Jane Polubotko didn’t see darkness for almost three weeks.

After testing positive for Covid-19, she was forced to live under 24/7 lighting in a Shanghai exhibition center along with thousands of strangers and the din of their chatter and mobile phones.

The 30-year-old Ukraine national was released from the makeshift government quarantine facility Friday, after three negative tests in the past week. The experience, she said, made her feel like a “Covid criminal.”

Arriving back at her apartment she shares with her boyfriend, Ms. Polubotko said she first let worried friends know she was home. Next on the list: a long, hot shower after 18 days without one at the center. She was relishing the silence and privacy of her home—and being in control of her own bedroom light.


China doesn’t make public the total number of people in its isolation facilities, but official data published Friday show there were more than 270,000 asymptomatic cases nationwide under medical observation.

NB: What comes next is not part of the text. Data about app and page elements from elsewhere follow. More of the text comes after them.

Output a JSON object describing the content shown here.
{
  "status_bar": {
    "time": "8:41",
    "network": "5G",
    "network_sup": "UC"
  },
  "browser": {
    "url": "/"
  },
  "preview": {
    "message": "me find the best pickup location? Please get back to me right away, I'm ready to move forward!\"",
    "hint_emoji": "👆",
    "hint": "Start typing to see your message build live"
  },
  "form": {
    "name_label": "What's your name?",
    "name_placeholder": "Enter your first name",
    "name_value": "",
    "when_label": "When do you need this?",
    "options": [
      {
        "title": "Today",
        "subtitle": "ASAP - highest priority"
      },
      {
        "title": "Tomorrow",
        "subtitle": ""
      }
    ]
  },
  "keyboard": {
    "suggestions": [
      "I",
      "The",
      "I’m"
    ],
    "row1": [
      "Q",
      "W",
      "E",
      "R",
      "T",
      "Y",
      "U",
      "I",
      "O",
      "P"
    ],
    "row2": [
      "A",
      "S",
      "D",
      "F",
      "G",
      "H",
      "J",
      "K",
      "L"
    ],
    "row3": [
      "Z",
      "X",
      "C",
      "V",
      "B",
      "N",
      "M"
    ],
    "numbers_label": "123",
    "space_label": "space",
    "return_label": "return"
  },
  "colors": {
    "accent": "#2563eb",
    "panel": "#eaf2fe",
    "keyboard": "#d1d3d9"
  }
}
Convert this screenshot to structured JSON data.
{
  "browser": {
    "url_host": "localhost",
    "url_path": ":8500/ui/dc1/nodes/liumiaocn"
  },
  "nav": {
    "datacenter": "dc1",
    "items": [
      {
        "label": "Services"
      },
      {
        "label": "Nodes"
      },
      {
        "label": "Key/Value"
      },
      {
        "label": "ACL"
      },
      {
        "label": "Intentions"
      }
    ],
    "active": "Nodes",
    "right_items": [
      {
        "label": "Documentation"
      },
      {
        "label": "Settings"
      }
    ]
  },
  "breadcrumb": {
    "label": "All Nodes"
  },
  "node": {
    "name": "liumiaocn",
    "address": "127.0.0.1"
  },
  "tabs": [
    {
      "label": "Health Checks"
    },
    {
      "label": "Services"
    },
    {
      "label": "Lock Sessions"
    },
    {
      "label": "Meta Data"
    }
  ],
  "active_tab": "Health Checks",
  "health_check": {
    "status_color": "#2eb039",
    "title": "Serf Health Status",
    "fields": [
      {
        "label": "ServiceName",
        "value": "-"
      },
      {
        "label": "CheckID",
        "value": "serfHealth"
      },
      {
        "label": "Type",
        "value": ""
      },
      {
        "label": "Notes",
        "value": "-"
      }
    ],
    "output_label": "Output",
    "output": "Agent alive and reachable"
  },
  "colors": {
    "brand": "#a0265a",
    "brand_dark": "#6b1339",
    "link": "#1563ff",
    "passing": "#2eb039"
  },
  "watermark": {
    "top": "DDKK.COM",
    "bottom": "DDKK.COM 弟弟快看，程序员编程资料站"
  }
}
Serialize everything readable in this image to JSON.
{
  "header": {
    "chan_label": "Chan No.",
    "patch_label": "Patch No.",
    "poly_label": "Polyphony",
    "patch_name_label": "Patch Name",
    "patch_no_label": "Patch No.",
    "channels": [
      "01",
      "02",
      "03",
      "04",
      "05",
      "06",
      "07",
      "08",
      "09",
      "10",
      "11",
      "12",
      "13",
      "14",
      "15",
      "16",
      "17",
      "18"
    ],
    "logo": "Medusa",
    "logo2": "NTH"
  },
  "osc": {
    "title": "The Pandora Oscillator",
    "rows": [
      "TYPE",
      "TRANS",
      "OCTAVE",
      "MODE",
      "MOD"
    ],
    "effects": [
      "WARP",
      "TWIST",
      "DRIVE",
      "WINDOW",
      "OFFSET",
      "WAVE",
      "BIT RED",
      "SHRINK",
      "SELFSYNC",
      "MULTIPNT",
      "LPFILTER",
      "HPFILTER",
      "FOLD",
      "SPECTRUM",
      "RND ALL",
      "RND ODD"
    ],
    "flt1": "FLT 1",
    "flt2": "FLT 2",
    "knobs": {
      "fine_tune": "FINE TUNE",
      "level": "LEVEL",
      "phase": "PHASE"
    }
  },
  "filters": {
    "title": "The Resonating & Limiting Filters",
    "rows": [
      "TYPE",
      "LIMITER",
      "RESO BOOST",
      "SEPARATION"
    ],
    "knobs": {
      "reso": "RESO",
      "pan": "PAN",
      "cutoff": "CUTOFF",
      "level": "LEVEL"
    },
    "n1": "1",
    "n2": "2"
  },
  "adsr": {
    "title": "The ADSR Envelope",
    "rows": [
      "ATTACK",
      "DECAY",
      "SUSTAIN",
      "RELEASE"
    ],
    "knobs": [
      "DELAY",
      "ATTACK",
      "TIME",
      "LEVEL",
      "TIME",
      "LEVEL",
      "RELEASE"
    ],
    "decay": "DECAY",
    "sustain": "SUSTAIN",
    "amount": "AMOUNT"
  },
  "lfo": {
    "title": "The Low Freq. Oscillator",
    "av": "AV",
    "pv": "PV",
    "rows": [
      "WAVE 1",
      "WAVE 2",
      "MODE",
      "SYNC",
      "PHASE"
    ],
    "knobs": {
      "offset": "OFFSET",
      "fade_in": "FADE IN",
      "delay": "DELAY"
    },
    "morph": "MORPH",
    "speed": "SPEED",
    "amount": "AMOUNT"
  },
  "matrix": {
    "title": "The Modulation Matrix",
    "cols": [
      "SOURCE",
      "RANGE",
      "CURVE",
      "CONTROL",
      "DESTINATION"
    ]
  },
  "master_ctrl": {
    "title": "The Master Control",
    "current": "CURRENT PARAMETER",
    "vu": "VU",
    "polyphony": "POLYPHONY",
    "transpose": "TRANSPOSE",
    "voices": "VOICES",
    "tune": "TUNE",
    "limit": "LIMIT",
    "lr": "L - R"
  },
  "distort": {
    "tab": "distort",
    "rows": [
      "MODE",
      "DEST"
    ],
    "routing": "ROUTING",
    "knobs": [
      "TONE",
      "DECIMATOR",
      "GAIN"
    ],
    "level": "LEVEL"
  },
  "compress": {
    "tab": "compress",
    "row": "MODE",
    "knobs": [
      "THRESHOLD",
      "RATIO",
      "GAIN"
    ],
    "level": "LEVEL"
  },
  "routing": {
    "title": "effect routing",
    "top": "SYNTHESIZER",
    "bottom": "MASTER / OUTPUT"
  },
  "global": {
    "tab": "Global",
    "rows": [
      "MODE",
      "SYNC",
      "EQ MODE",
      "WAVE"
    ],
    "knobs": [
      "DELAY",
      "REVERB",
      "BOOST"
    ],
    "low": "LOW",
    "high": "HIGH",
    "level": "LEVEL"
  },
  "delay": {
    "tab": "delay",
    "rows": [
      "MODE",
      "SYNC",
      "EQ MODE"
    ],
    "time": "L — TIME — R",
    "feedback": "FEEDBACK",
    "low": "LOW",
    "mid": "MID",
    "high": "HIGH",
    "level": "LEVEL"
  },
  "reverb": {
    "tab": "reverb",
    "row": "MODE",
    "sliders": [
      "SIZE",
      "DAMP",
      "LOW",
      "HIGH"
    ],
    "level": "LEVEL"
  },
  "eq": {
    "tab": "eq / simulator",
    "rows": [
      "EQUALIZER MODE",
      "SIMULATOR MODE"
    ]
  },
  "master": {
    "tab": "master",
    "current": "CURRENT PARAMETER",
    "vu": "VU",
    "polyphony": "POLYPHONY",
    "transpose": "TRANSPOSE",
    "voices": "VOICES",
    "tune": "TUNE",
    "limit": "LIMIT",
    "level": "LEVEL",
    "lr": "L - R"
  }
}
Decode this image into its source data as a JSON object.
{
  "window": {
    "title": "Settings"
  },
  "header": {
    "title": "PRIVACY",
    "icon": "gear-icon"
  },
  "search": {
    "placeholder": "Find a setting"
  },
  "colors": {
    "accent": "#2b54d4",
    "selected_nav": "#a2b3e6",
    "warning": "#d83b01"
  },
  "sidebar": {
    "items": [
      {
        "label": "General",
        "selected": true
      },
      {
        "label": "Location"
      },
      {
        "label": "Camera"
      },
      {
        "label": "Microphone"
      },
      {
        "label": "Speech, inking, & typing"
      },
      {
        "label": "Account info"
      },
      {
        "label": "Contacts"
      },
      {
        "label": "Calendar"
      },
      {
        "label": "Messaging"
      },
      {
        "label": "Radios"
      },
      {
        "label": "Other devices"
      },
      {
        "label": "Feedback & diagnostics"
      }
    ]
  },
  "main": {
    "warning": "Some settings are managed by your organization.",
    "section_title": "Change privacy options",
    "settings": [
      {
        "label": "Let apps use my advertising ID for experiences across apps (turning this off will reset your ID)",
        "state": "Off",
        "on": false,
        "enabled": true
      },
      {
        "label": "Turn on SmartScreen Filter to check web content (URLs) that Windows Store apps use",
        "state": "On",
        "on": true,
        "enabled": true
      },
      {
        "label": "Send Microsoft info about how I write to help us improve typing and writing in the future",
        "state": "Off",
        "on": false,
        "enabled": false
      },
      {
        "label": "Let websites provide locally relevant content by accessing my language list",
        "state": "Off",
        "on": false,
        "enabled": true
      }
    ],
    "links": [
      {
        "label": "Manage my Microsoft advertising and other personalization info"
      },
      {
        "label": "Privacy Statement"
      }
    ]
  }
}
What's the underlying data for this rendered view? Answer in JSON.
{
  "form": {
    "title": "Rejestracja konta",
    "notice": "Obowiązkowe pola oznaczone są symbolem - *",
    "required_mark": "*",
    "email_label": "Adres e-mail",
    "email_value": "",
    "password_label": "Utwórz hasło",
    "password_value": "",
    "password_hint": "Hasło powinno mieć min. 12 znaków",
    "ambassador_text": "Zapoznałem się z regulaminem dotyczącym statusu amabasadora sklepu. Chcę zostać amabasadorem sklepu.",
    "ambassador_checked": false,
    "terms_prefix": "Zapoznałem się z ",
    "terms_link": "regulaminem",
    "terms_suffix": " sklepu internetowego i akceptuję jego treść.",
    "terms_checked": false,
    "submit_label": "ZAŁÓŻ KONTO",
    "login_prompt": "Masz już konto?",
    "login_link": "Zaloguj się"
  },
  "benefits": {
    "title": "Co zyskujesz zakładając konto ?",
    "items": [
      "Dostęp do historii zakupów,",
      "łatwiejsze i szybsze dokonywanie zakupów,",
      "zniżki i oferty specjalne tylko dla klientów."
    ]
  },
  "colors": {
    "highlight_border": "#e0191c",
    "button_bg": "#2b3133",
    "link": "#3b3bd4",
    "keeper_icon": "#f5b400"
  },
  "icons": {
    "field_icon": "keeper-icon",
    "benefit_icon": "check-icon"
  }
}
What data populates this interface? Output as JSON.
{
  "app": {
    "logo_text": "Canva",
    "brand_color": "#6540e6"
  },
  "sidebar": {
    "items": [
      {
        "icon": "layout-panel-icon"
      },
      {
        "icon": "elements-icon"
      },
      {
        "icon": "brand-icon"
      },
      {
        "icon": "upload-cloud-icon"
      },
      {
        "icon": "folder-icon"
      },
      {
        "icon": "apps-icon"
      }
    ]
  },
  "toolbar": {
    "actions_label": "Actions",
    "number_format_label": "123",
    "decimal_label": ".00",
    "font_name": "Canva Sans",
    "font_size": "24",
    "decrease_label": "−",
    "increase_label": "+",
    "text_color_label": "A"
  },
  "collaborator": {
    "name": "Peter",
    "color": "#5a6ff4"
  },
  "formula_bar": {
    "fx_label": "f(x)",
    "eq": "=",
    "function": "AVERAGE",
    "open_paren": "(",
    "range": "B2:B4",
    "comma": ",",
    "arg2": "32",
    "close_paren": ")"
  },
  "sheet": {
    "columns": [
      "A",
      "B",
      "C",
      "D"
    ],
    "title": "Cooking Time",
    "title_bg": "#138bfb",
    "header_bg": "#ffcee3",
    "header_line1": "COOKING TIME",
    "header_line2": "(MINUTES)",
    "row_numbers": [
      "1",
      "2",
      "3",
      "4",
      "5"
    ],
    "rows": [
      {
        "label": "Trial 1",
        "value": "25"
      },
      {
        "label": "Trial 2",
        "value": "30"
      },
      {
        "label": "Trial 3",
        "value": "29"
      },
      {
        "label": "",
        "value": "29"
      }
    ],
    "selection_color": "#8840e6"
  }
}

It couldn’t be determined how many are in government centers, and there are signs that, as these fill up, more people are being allowed to quarantine at home.


The policy of sending positive cases into quarantine facilities is contentious, especially since most people have only mild symptoms, if any at all. Some now say they are more frightened of being confined in a fangcang than of catching the disease.

The Editorial Board of the New York Post writes wisely about the meaninglessness of Covid case counts. A slice:

A new survey of adults in New York City suggests that our testing regime may have missed more than 1.3 million cases between January and March of this year. The numbers also suggest that an astonishing 27% of the city’s adults may have been infected during that time.

This massive statistical whiff also means that the official positivity rate — the number by which entire sectors of our economy lived and died for two years, the number that shut schools and sent paroxysms of terror through the media — was near-meaningless as a measurement.

And that, from the start, and particularly since the time vaccines were rolled out, we should have been paying more attention to actual bad outcomes from infection.

That is, hospitalizations and deaths. Those are what matter.

If someone gets a mild flu and recovers in 24 hours, no one panics. But a few asymptomatic COVID cases in a city school were enough, for months, to shut classrooms and trigger insane quarantine protocols.

The New York Post‘s Editorial Board is also correct to describe the renewed mask requirements on many college campuses as grounded in superstition.

Steve Templeton recounts the long history of irrationality connected with widespread fear of being killed by some natural disaster. Here’s his conclusion:

In other words, we can see the long arm of history reaching from the times of the Black Death to modern epidemics, where coercion and state control are accepted by a terrified public and conveniently deemed by a power-hungry elite to be the only acceptable way to combat natural disasters, even at the risk of tremendous and unnecessary collateral damage. The disastrous response of many countries to the COVID-19 pandemic is merely the latest reminder that increased power during times of crisis will always tempt leaders, and that this temptation must not be left unchallenged by free people.

Wow – yet another Covidian is caught hypocritically violating her own Covid mandate.

Philippe Lemoine is not impressed with a new ‘study’ that is purported to show the great life-saving benefits of Covid lockdowns. (HT Noah Carl)

In response to White House Covid czar Ashish Jha’s recent suggestion that it might be advisable to mandate that travelers be vaccinated, Ian Miller tweets: (HT Jay Bhattacharya)

It’s hard to imagine after the tremendous, world altering displays of incompetence we’ve seen from them over the past two years that public health authorities are somehow getting worse, but here we are